• **WHAT YOU WILL DO**:
When a line in the entries contains the word "JSON", copy that line in full.

• **INPUT DATA**:

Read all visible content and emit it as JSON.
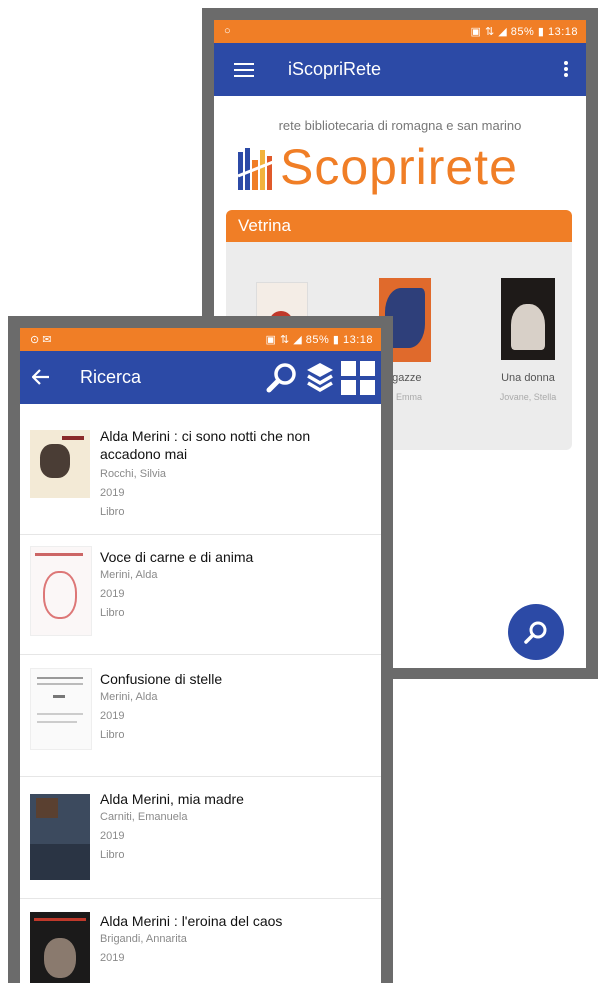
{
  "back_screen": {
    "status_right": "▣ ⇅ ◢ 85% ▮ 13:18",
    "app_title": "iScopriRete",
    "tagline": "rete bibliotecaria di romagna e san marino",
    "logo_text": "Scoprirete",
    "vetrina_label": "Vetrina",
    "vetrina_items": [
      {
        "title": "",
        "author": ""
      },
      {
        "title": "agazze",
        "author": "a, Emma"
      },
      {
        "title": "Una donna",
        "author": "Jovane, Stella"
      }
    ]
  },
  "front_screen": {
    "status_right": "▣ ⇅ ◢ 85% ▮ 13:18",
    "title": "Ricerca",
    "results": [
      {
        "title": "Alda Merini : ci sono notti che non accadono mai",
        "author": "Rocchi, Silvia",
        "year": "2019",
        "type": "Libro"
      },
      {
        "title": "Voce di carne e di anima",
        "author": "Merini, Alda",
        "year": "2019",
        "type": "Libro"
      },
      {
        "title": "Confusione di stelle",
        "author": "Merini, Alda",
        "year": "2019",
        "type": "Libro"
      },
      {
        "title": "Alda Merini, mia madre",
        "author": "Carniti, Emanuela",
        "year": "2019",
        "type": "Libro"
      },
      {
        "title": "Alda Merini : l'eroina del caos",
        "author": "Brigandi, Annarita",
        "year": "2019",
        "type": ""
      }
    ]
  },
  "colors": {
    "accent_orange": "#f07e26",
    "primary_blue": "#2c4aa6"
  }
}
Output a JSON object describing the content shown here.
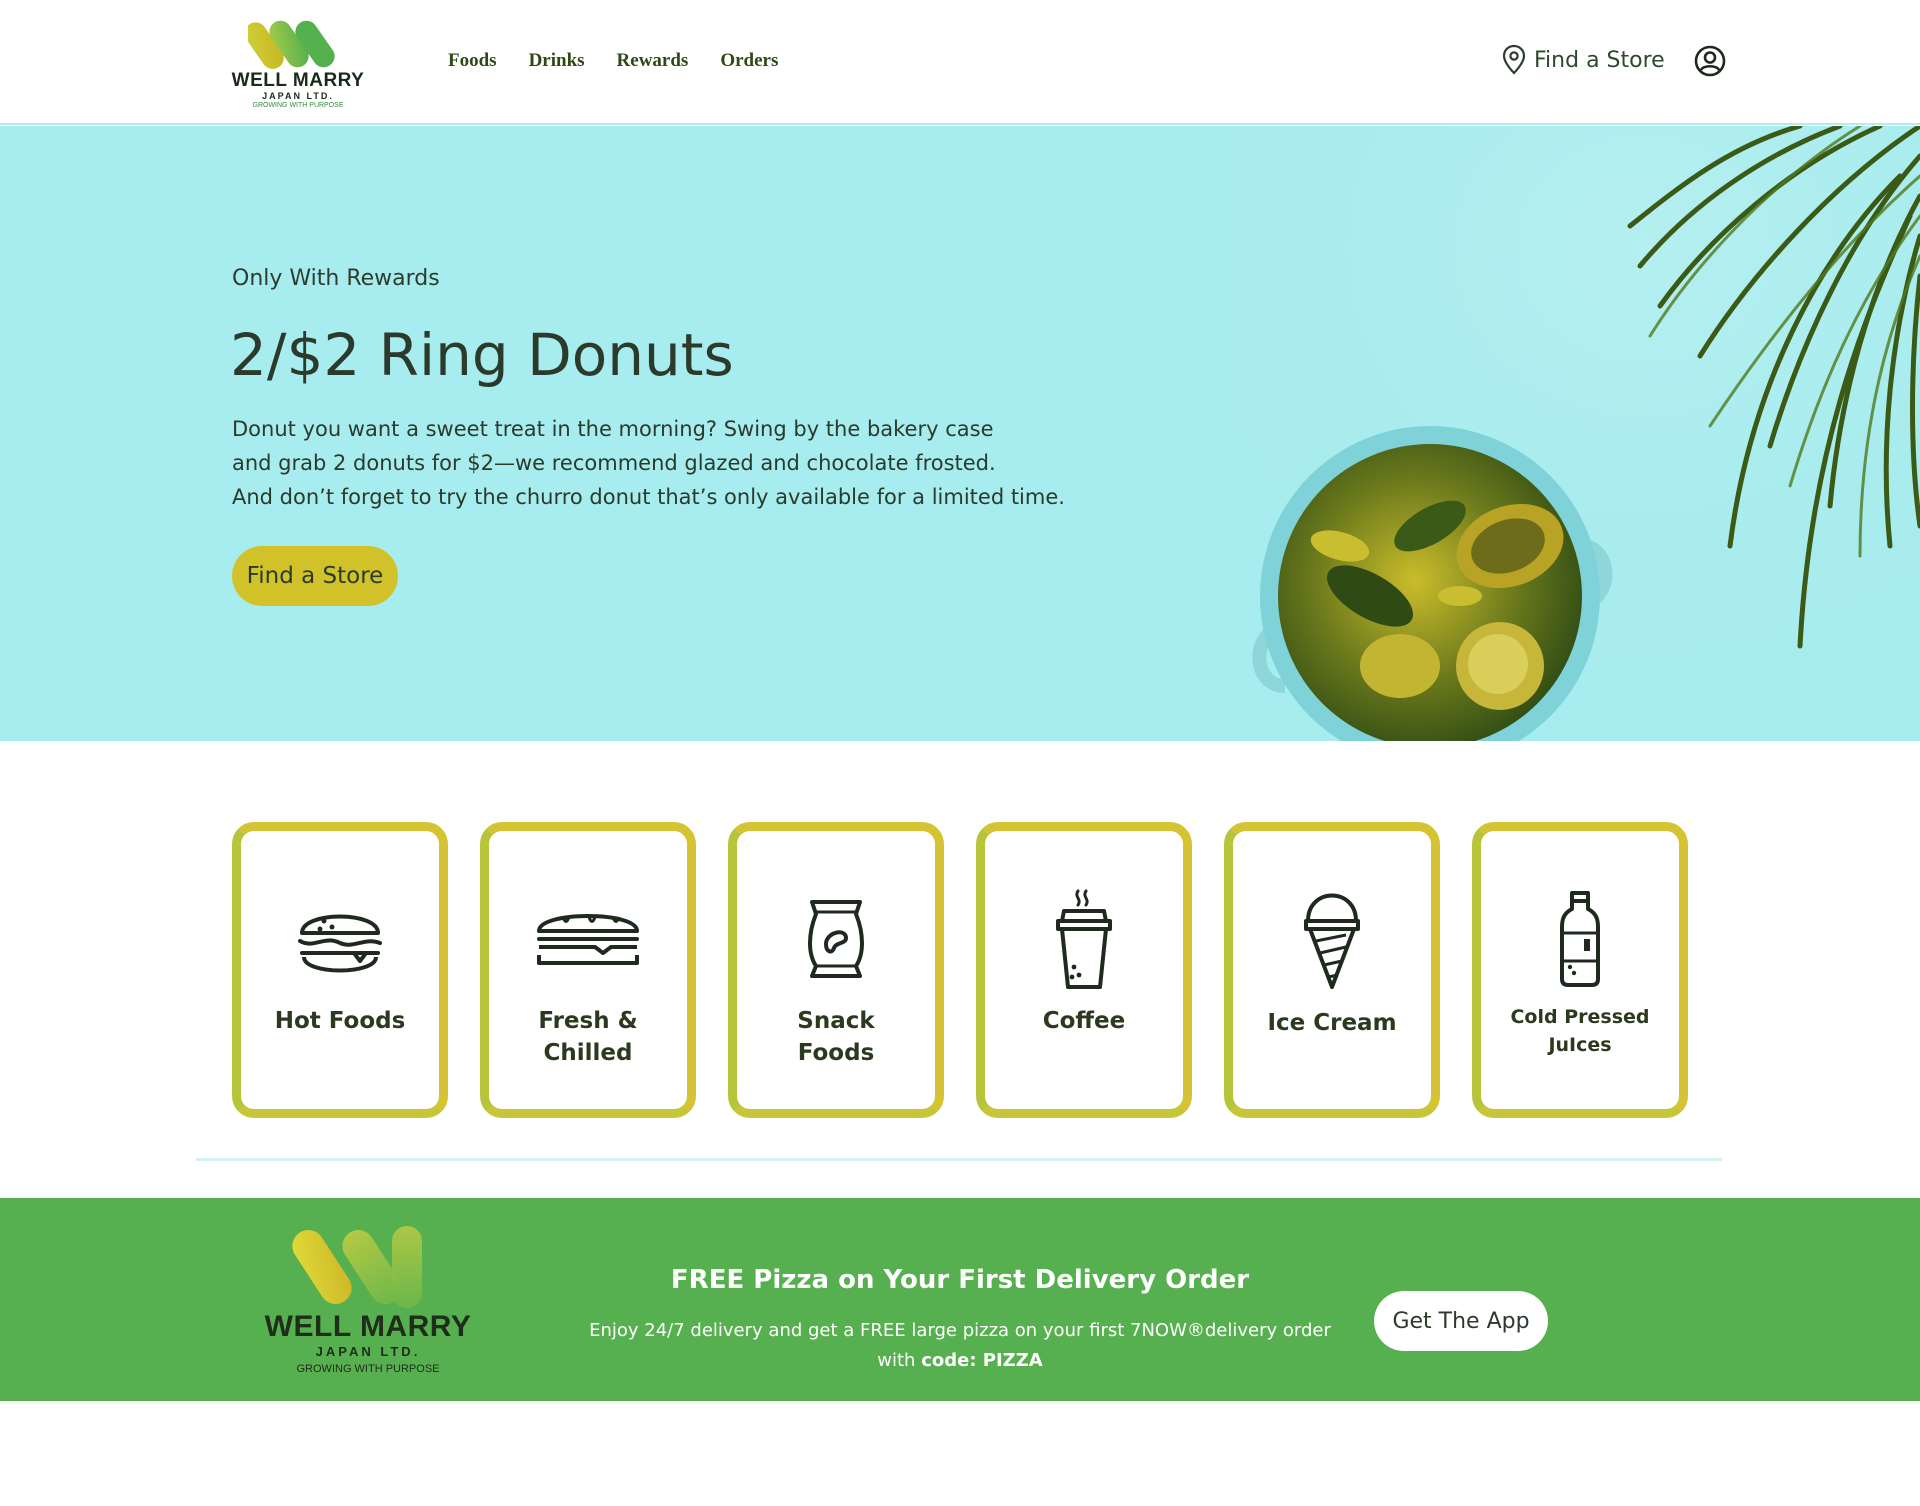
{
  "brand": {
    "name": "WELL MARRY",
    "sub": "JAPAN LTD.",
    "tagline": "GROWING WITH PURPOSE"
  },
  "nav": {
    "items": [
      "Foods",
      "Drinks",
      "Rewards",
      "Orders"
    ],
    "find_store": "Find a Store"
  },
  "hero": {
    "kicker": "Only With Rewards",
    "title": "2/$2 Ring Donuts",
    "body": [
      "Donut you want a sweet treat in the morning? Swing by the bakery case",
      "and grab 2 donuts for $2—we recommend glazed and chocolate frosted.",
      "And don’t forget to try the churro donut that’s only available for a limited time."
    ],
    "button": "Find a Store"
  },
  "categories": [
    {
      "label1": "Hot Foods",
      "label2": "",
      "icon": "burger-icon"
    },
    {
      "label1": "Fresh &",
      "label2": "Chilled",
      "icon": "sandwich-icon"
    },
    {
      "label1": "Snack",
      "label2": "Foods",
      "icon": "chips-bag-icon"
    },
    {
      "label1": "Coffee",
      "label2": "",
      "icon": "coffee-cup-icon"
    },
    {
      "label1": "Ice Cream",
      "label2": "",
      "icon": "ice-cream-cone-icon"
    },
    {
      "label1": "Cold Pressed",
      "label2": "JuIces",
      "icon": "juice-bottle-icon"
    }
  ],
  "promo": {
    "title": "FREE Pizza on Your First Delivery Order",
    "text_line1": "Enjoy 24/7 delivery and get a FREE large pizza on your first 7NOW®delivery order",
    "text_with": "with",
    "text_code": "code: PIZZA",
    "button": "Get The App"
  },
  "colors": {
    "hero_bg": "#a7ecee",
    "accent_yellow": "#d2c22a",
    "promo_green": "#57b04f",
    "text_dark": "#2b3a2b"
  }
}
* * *
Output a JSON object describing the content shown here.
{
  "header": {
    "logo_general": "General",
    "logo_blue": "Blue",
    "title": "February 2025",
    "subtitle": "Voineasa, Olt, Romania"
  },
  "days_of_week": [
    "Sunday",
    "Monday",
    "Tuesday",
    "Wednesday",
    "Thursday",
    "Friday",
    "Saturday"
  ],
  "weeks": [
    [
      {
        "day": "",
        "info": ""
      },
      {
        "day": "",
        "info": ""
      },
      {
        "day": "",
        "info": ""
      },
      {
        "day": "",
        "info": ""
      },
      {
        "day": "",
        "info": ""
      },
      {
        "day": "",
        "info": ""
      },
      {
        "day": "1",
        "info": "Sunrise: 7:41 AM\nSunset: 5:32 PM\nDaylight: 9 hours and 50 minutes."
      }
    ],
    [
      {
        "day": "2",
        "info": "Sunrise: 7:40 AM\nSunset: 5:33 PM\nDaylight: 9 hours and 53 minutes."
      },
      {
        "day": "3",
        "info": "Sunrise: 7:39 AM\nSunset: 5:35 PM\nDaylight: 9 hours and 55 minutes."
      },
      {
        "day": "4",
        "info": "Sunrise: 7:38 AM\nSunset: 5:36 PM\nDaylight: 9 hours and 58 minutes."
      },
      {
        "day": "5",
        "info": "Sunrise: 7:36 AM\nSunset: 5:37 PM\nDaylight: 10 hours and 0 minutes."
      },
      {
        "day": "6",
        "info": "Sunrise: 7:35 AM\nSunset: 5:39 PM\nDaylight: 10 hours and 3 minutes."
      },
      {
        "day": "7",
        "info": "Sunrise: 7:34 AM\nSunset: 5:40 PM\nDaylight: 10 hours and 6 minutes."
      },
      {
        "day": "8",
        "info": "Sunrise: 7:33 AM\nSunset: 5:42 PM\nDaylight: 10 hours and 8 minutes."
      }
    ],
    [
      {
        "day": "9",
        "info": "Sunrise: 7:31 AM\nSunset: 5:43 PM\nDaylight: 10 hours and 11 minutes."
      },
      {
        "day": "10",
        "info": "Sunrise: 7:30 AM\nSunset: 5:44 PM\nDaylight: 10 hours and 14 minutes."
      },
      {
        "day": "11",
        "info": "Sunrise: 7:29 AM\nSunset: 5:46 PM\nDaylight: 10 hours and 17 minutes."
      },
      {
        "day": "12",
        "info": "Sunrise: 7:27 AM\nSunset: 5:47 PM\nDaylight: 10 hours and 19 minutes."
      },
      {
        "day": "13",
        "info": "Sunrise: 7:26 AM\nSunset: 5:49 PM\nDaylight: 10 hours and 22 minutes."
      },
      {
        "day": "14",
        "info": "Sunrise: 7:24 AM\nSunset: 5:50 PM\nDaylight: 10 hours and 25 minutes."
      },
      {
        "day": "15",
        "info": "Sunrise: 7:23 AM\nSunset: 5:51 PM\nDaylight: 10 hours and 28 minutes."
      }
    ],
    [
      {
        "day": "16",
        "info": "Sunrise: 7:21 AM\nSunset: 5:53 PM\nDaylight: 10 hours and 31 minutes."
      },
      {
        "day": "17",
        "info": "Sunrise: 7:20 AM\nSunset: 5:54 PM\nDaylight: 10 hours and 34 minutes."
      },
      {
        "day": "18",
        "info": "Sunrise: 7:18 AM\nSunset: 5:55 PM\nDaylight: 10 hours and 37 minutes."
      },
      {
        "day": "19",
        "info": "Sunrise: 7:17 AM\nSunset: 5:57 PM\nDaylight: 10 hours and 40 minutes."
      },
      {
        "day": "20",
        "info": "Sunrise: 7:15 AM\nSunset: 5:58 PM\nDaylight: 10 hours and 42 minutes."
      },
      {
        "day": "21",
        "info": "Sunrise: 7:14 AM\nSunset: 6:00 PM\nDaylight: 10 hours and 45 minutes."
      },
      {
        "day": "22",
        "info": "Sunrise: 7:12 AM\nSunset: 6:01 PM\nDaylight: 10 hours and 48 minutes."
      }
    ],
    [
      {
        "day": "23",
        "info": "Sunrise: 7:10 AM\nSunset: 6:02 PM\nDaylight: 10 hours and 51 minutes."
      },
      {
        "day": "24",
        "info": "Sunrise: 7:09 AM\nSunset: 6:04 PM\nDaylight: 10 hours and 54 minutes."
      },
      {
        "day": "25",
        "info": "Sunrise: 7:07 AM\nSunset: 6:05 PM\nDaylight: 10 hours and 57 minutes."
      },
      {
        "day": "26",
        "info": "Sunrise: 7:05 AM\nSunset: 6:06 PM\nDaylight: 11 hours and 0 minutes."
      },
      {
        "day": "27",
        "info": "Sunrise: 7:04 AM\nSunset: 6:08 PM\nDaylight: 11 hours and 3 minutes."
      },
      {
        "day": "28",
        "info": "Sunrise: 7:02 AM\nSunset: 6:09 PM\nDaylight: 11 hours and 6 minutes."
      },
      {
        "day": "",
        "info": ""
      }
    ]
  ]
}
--
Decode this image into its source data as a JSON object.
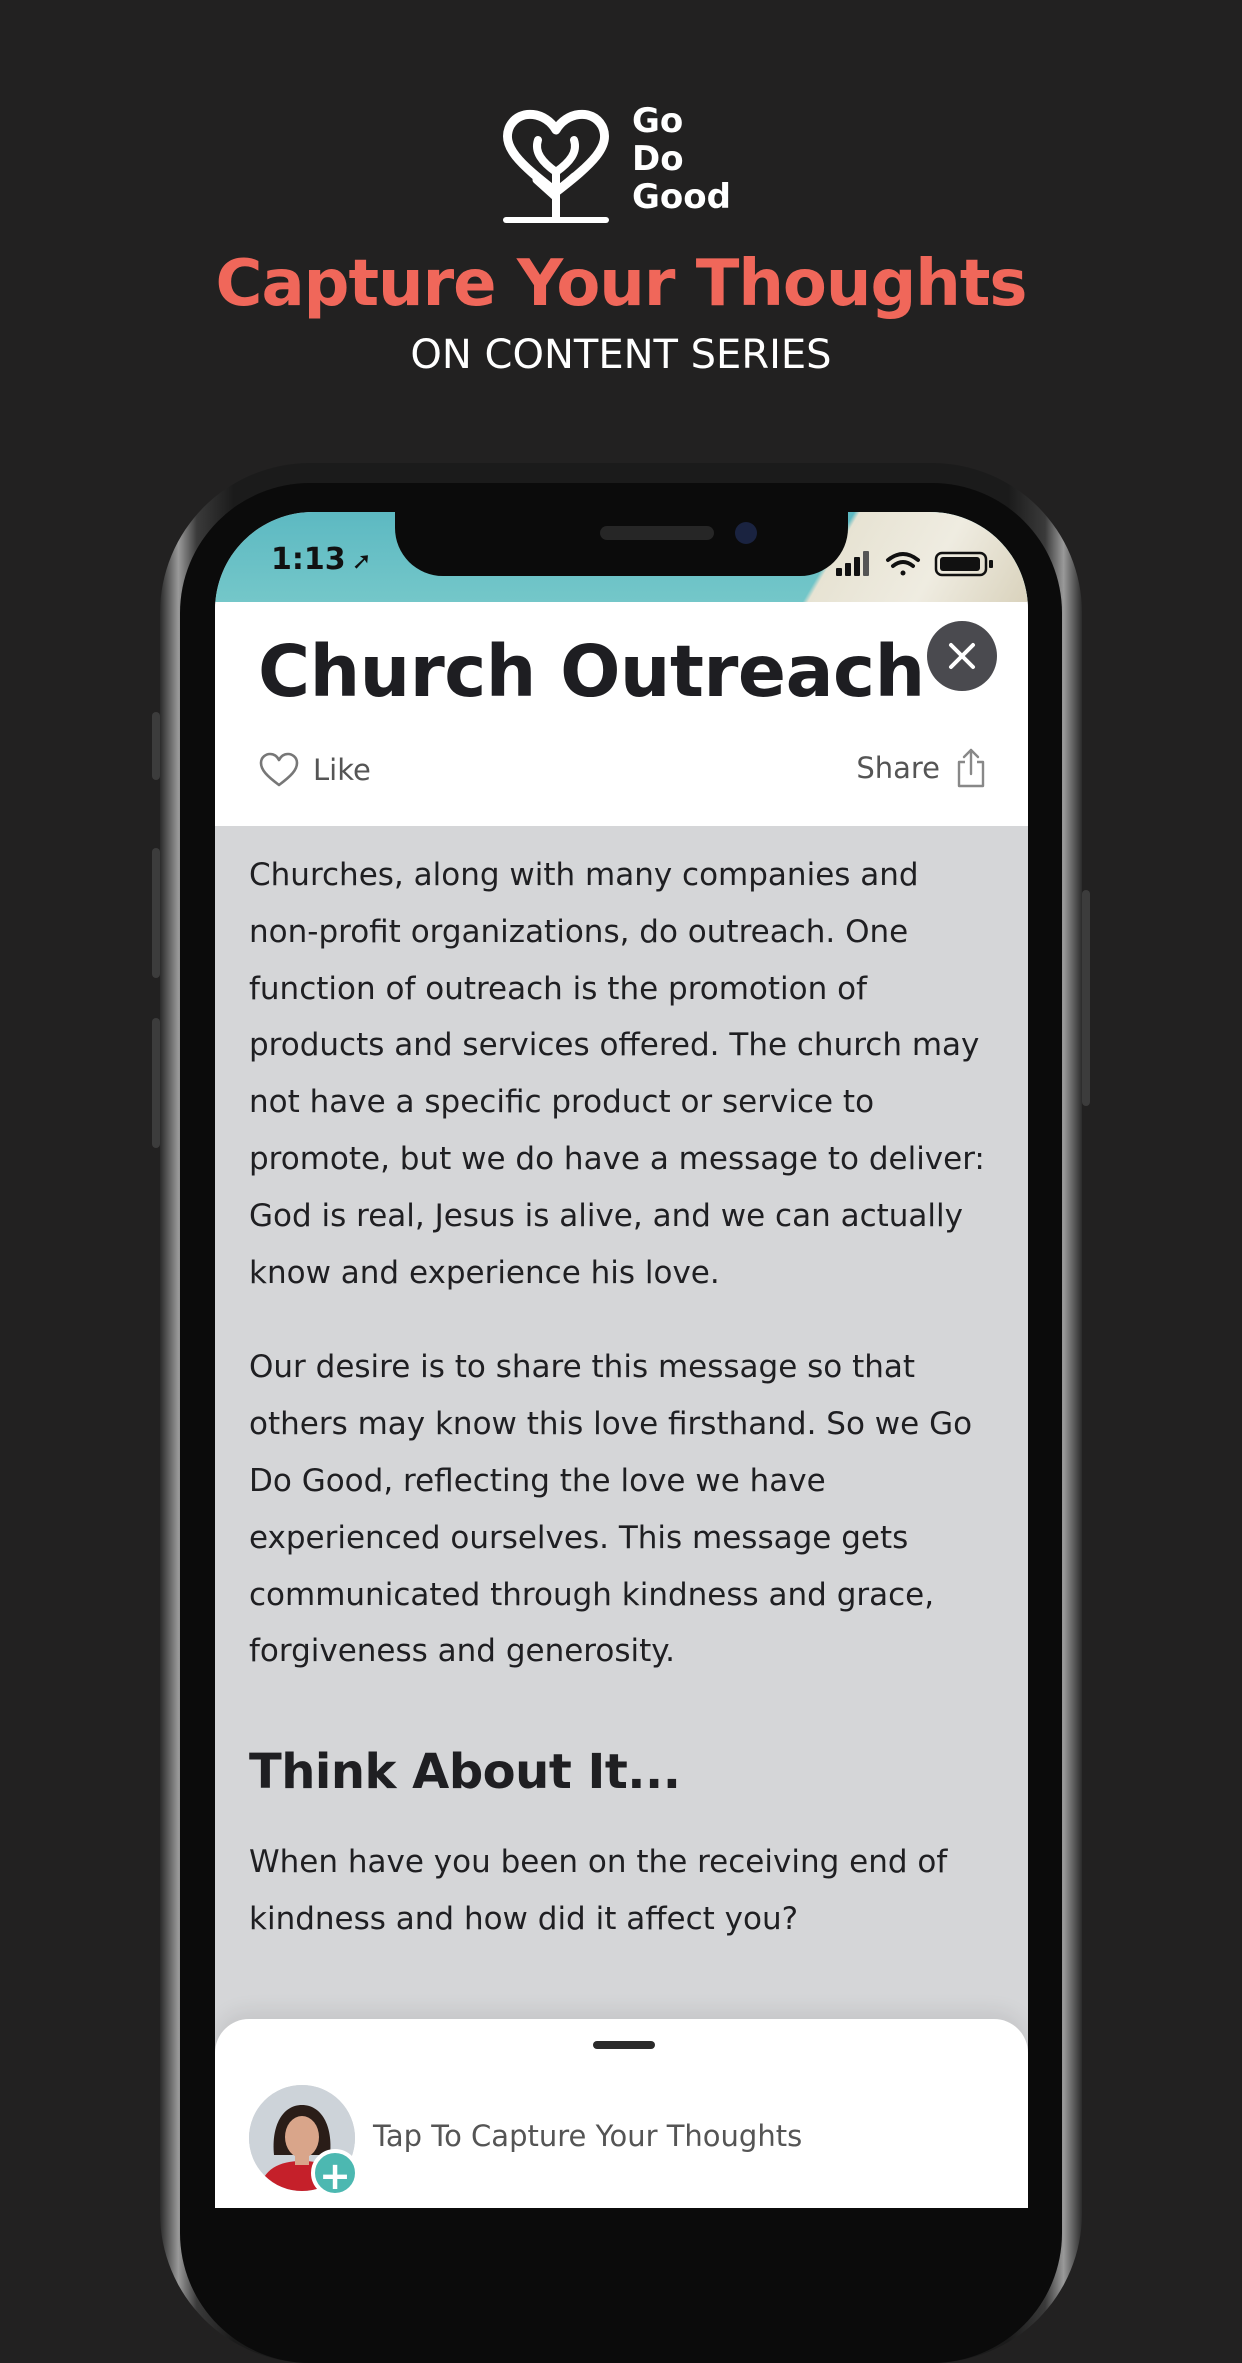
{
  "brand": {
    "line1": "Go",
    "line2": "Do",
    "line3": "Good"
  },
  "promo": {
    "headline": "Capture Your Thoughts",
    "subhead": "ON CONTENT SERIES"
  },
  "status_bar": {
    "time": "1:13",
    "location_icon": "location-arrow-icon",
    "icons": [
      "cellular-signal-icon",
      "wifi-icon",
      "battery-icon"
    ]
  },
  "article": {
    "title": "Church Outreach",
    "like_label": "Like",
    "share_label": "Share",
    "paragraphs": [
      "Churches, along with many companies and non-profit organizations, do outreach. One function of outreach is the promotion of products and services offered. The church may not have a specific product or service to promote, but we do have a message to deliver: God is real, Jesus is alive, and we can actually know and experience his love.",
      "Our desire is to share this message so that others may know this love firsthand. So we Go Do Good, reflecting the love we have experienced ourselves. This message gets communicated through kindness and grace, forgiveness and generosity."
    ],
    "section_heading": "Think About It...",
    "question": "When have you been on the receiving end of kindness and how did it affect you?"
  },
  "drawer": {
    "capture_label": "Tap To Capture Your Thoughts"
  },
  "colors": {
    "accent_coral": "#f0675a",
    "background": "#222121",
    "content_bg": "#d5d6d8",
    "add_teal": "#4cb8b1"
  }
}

• **TASK SOLUTION**:
Read all visible content and emit it as JSON.
Output a JSON object describing the content shown here.
Output a JSON object describing the content shown here.
Decode this image into its source data as a JSON object.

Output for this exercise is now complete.